### Action item
Where the string "value" appears in a line of the data, show that line.

*** Opening of Source data ***

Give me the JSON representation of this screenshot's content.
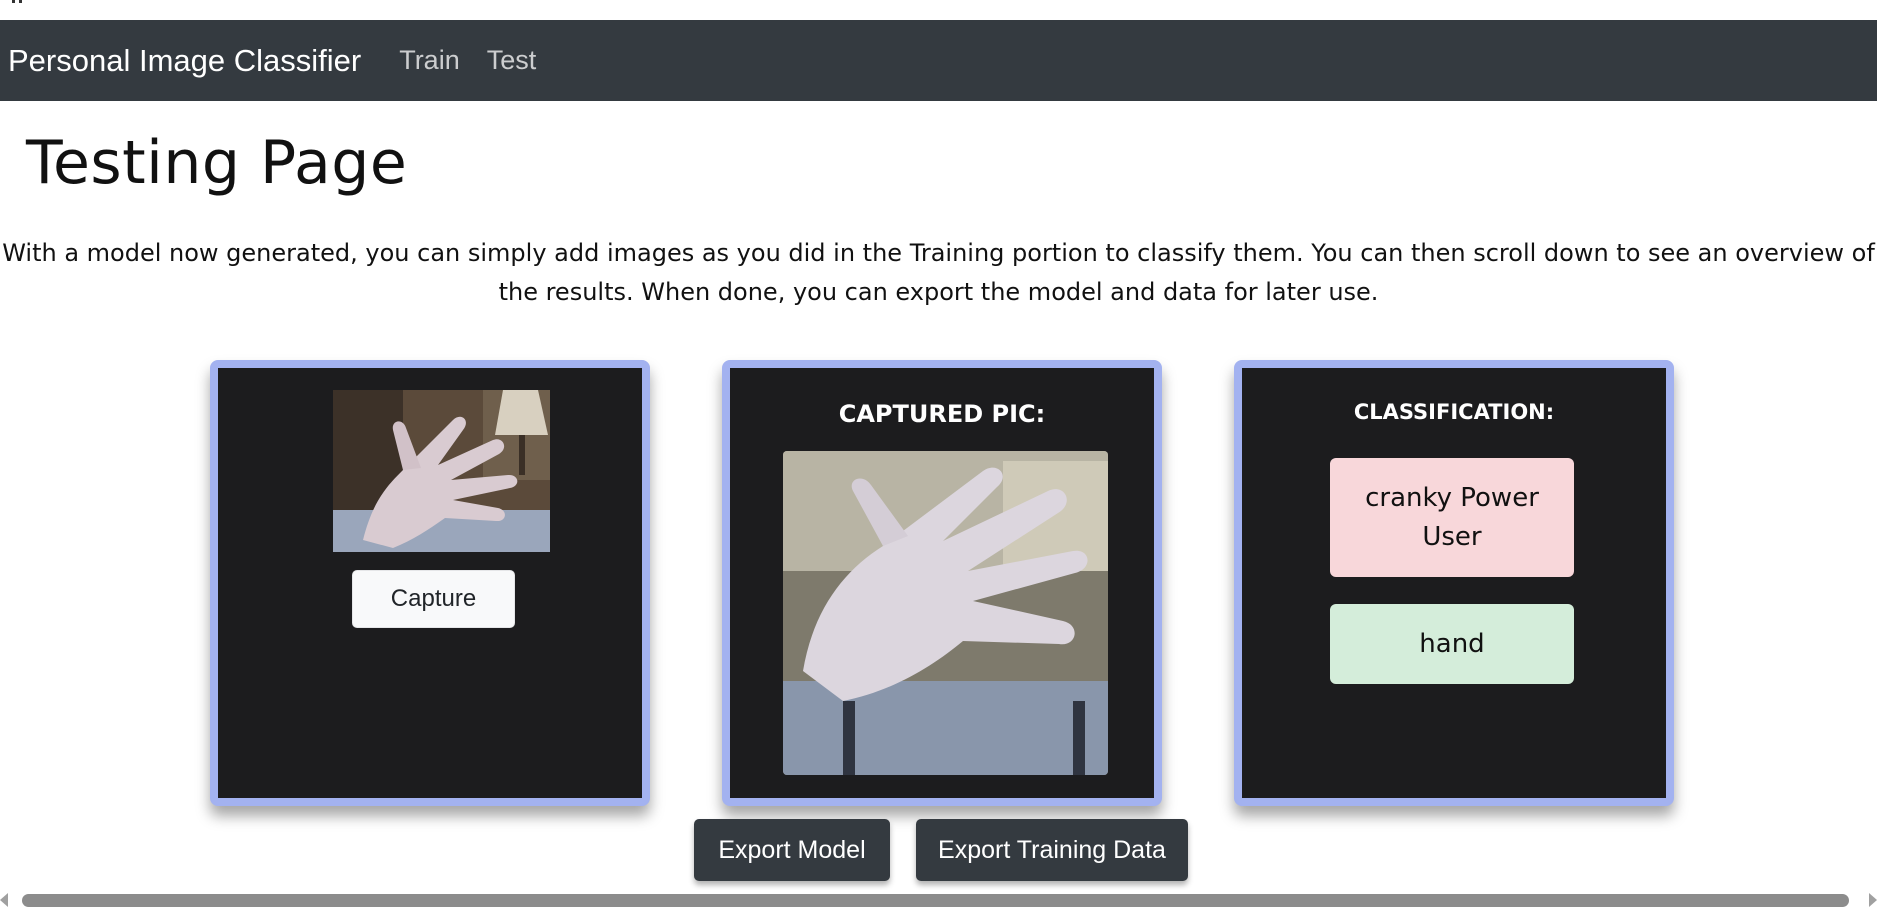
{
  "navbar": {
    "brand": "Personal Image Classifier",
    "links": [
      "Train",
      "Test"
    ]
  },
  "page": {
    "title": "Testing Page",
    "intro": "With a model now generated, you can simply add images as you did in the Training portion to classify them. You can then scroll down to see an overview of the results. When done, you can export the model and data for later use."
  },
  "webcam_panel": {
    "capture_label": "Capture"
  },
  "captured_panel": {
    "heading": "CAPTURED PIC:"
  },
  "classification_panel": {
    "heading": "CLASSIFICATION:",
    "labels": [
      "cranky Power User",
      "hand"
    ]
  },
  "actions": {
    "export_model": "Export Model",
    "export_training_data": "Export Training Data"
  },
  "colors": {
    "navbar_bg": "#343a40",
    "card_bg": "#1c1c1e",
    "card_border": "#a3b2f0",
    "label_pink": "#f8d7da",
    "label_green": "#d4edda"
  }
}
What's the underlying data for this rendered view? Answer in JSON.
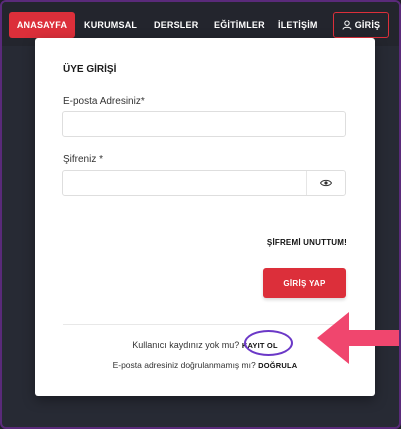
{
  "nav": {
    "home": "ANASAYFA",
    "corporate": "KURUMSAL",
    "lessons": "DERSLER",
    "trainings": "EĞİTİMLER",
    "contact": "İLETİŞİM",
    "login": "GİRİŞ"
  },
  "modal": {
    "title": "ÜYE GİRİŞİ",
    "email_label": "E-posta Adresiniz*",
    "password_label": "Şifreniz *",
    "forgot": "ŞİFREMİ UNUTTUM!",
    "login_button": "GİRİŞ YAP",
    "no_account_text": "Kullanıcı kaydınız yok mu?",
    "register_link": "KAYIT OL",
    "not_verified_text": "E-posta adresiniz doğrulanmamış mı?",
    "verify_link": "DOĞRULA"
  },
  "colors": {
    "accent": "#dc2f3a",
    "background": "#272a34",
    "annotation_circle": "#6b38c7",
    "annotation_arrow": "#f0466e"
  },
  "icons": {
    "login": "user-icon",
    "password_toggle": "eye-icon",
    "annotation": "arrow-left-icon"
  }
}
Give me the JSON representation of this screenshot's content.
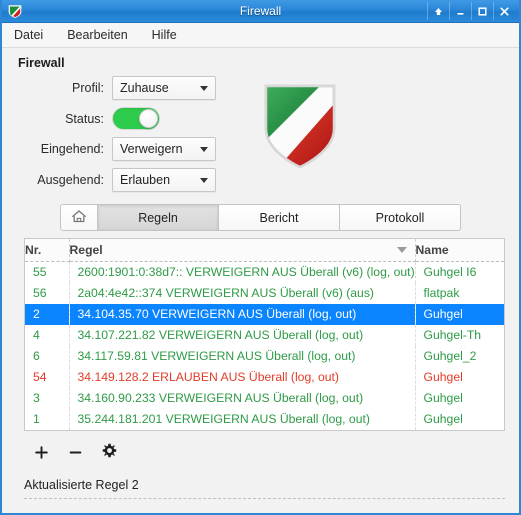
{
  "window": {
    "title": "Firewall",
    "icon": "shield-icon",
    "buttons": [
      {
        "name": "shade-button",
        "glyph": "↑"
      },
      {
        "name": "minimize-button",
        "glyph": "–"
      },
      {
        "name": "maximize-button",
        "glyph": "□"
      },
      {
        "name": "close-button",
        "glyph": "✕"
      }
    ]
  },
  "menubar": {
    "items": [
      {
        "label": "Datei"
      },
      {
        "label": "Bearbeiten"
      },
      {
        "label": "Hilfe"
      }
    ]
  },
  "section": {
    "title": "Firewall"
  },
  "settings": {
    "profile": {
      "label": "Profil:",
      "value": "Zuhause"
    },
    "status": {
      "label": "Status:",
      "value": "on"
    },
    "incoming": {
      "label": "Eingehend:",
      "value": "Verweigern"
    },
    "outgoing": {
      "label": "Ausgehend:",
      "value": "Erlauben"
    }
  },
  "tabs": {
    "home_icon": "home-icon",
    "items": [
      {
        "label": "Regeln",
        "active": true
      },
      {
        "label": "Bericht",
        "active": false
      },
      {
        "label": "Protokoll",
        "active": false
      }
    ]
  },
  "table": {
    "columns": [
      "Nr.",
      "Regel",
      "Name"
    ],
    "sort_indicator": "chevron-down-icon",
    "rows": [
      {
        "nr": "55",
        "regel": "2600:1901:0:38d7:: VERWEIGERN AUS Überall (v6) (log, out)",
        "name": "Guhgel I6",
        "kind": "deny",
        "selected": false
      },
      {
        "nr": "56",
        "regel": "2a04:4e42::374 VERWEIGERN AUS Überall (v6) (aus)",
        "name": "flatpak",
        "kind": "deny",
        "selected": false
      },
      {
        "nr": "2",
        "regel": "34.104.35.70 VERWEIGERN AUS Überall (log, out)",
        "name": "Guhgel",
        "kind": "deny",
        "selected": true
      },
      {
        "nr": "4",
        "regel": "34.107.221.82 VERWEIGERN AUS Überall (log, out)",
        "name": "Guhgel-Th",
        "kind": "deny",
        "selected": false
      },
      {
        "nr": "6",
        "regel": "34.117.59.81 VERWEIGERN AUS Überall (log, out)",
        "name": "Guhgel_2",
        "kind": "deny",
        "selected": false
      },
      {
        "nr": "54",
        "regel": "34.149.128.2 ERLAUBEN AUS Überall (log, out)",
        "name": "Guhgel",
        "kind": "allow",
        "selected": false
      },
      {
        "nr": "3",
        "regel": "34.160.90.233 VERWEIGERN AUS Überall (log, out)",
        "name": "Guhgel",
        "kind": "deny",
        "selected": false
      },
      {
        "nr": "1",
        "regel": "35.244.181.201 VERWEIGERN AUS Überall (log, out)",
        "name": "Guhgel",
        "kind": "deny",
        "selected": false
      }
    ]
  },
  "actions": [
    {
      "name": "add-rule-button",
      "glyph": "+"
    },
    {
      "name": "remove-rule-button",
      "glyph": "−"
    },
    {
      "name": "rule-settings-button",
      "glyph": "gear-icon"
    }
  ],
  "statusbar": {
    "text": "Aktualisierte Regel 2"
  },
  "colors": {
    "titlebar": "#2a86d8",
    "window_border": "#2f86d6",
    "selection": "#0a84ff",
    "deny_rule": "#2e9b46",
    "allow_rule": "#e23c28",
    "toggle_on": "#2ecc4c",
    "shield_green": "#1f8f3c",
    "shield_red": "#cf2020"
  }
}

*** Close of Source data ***

### Response area
      "value": "Zuhause"
      "value": "on"
      "value": "Verweigern"
      "value": "Erlauben"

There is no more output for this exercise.